# ACTION ITEM:
An exact copy of every record, without the pictures, is what should come back.

*** Begin section ***

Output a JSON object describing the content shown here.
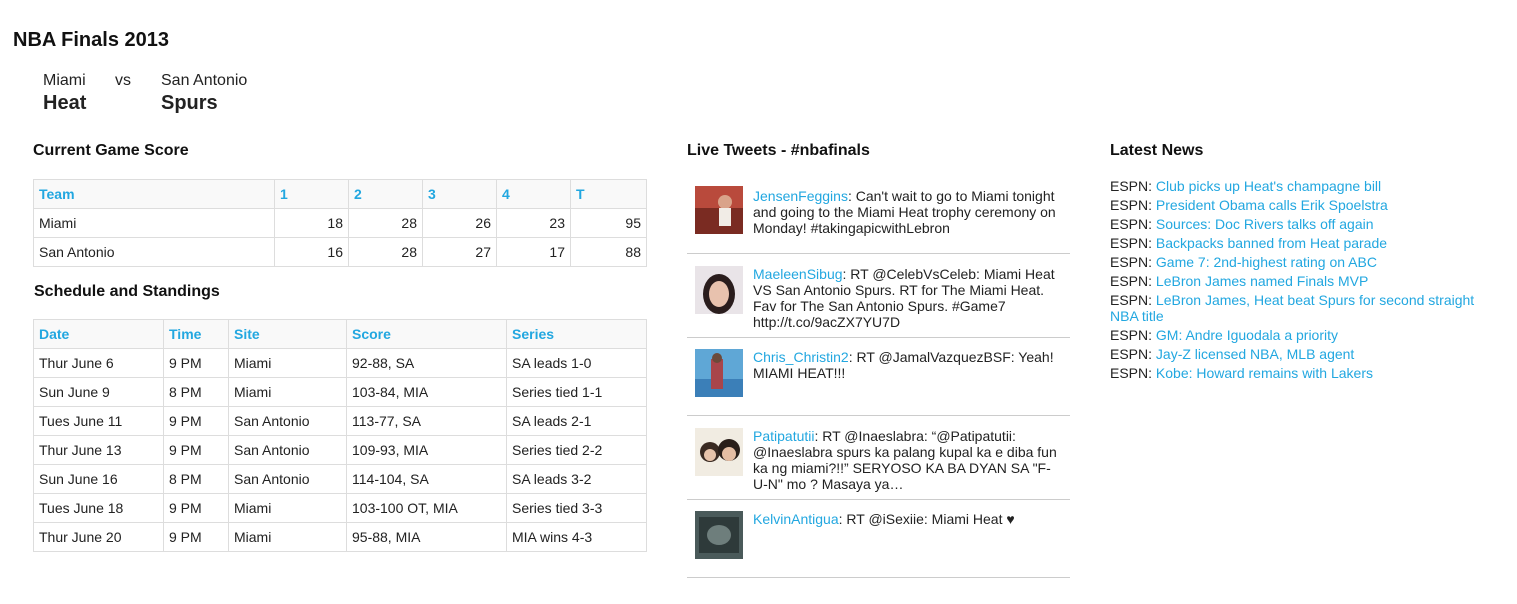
{
  "page_title": "NBA Finals 2013",
  "matchup": {
    "home": {
      "city": "Miami",
      "team": "Heat"
    },
    "vs": "vs",
    "away": {
      "city": "San Antonio",
      "team": "Spurs"
    }
  },
  "score": {
    "heading": "Current Game Score",
    "columns": [
      "Team",
      "1",
      "2",
      "3",
      "4",
      "T"
    ],
    "rows": [
      [
        "Miami",
        "18",
        "28",
        "26",
        "23",
        "95"
      ],
      [
        "San Antonio",
        "16",
        "28",
        "27",
        "17",
        "88"
      ]
    ]
  },
  "schedule": {
    "heading": "Schedule and Standings",
    "columns": [
      "Date",
      "Time",
      "Site",
      "Score",
      "Series"
    ],
    "rows": [
      [
        "Thur June 6",
        "9 PM",
        "Miami",
        "92-88, SA",
        "SA leads 1-0"
      ],
      [
        "Sun June 9",
        "8 PM",
        "Miami",
        "103-84, MIA",
        "Series tied 1-1"
      ],
      [
        "Tues June 11",
        "9 PM",
        "San Antonio",
        "113-77, SA",
        "SA leads 2-1"
      ],
      [
        "Thur June 13",
        "9 PM",
        "San Antonio",
        "109-93, MIA",
        "Series tied 2-2"
      ],
      [
        "Sun June 16",
        "8 PM",
        "San Antonio",
        "114-104, SA",
        "SA leads 3-2"
      ],
      [
        "Tues June 18",
        "9 PM",
        "Miami",
        "103-100 OT, MIA",
        "Series tied 3-3"
      ],
      [
        "Thur June 20",
        "9 PM",
        "Miami",
        "95-88, MIA",
        "MIA wins 4-3"
      ]
    ]
  },
  "tweets": {
    "heading": "Live Tweets - #nbafinals",
    "items": [
      {
        "user": "JensenFeggins",
        "text": ": Can't wait to go to Miami tonight and going to the Miami Heat trophy ceremony on Monday! #takingapicwithLebron"
      },
      {
        "user": "MaeleenSibug",
        "text": ": RT @CelebVsCeleb: Miami Heat VS San Antonio Spurs. RT for The Miami Heat. Fav for The San Antonio Spurs. #Game7 http://t.co/9acZX7YU7D"
      },
      {
        "user": "Chris_Christin2",
        "text": ": RT @JamalVazquezBSF: Yeah! MIAMI HEAT!!!"
      },
      {
        "user": "Patipatutii",
        "text": ": RT @Inaeslabra: “@Patipatutii: @Inaeslabra spurs ka palang kupal ka e diba fun ka ng miami?!!” SERYOSO KA BA DYAN SA \"F-U-N\" mo ? Masaya ya…"
      },
      {
        "user": "KelvinAntigua",
        "text": ": RT @iSexiie: Miami Heat ♥"
      }
    ]
  },
  "news": {
    "heading": "Latest News",
    "items": [
      {
        "source": "ESPN:",
        "title": "Club picks up Heat's champagne bill"
      },
      {
        "source": "ESPN:",
        "title": "President Obama calls Erik Spoelstra"
      },
      {
        "source": "ESPN:",
        "title": "Sources: Doc Rivers talks off again"
      },
      {
        "source": "ESPN:",
        "title": "Backpacks banned from Heat parade"
      },
      {
        "source": "ESPN:",
        "title": "Game 7: 2nd-highest rating on ABC"
      },
      {
        "source": "ESPN:",
        "title": "LeBron James named Finals MVP"
      },
      {
        "source": "ESPN:",
        "title": "LeBron James, Heat beat Spurs for second straight NBA title"
      },
      {
        "source": "ESPN:",
        "title": "GM: Andre Iguodala a priority"
      },
      {
        "source": "ESPN:",
        "title": "Jay-Z licensed NBA, MLB agent"
      },
      {
        "source": "ESPN:",
        "title": "Kobe: Howard remains with Lakers"
      }
    ]
  }
}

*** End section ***

# WRITTEN SOLUTION:
Output a JSON object describing the content shown here.
{
  "page_title": "NBA Finals 2013",
  "matchup": {
    "home": {
      "city": "Miami",
      "team": "Heat"
    },
    "vs": "vs",
    "away": {
      "city": "San Antonio",
      "team": "Spurs"
    }
  },
  "score": {
    "heading": "Current Game Score",
    "columns": [
      "Team",
      "1",
      "2",
      "3",
      "4",
      "T"
    ],
    "rows": [
      [
        "Miami",
        "18",
        "28",
        "26",
        "23",
        "95"
      ],
      [
        "San Antonio",
        "16",
        "28",
        "27",
        "17",
        "88"
      ]
    ]
  },
  "schedule": {
    "heading": "Schedule and Standings",
    "columns": [
      "Date",
      "Time",
      "Site",
      "Score",
      "Series"
    ],
    "rows": [
      [
        "Thur June 6",
        "9 PM",
        "Miami",
        "92-88, SA",
        "SA leads 1-0"
      ],
      [
        "Sun June 9",
        "8 PM",
        "Miami",
        "103-84, MIA",
        "Series tied 1-1"
      ],
      [
        "Tues June 11",
        "9 PM",
        "San Antonio",
        "113-77, SA",
        "SA leads 2-1"
      ],
      [
        "Thur June 13",
        "9 PM",
        "San Antonio",
        "109-93, MIA",
        "Series tied 2-2"
      ],
      [
        "Sun June 16",
        "8 PM",
        "San Antonio",
        "114-104, SA",
        "SA leads 3-2"
      ],
      [
        "Tues June 18",
        "9 PM",
        "Miami",
        "103-100 OT, MIA",
        "Series tied 3-3"
      ],
      [
        "Thur June 20",
        "9 PM",
        "Miami",
        "95-88, MIA",
        "MIA wins 4-3"
      ]
    ]
  },
  "tweets": {
    "heading": "Live Tweets - #nbafinals",
    "items": [
      {
        "user": "JensenFeggins",
        "text": ": Can't wait to go to Miami tonight and going to the Miami Heat trophy ceremony on Monday! #takingapicwithLebron"
      },
      {
        "user": "MaeleenSibug",
        "text": ": RT @CelebVsCeleb: Miami Heat VS San Antonio Spurs. RT for The Miami Heat. Fav for The San Antonio Spurs. #Game7 http://t.co/9acZX7YU7D"
      },
      {
        "user": "Chris_Christin2",
        "text": ": RT @JamalVazquezBSF: Yeah! MIAMI HEAT!!!"
      },
      {
        "user": "Patipatutii",
        "text": ": RT @Inaeslabra: “@Patipatutii: @Inaeslabra spurs ka palang kupal ka e diba fun ka ng miami?!!” SERYOSO KA BA DYAN SA \"F-U-N\" mo ? Masaya ya…"
      },
      {
        "user": "KelvinAntigua",
        "text": ": RT @iSexiie: Miami Heat ♥"
      }
    ]
  },
  "news": {
    "heading": "Latest News",
    "items": [
      {
        "source": "ESPN:",
        "title": "Club picks up Heat's champagne bill"
      },
      {
        "source": "ESPN:",
        "title": "President Obama calls Erik Spoelstra"
      },
      {
        "source": "ESPN:",
        "title": "Sources: Doc Rivers talks off again"
      },
      {
        "source": "ESPN:",
        "title": "Backpacks banned from Heat parade"
      },
      {
        "source": "ESPN:",
        "title": "Game 7: 2nd-highest rating on ABC"
      },
      {
        "source": "ESPN:",
        "title": "LeBron James named Finals MVP"
      },
      {
        "source": "ESPN:",
        "title": "LeBron James, Heat beat Spurs for second straight NBA title"
      },
      {
        "source": "ESPN:",
        "title": "GM: Andre Iguodala a priority"
      },
      {
        "source": "ESPN:",
        "title": "Jay-Z licensed NBA, MLB agent"
      },
      {
        "source": "ESPN:",
        "title": "Kobe: Howard remains with Lakers"
      }
    ]
  }
}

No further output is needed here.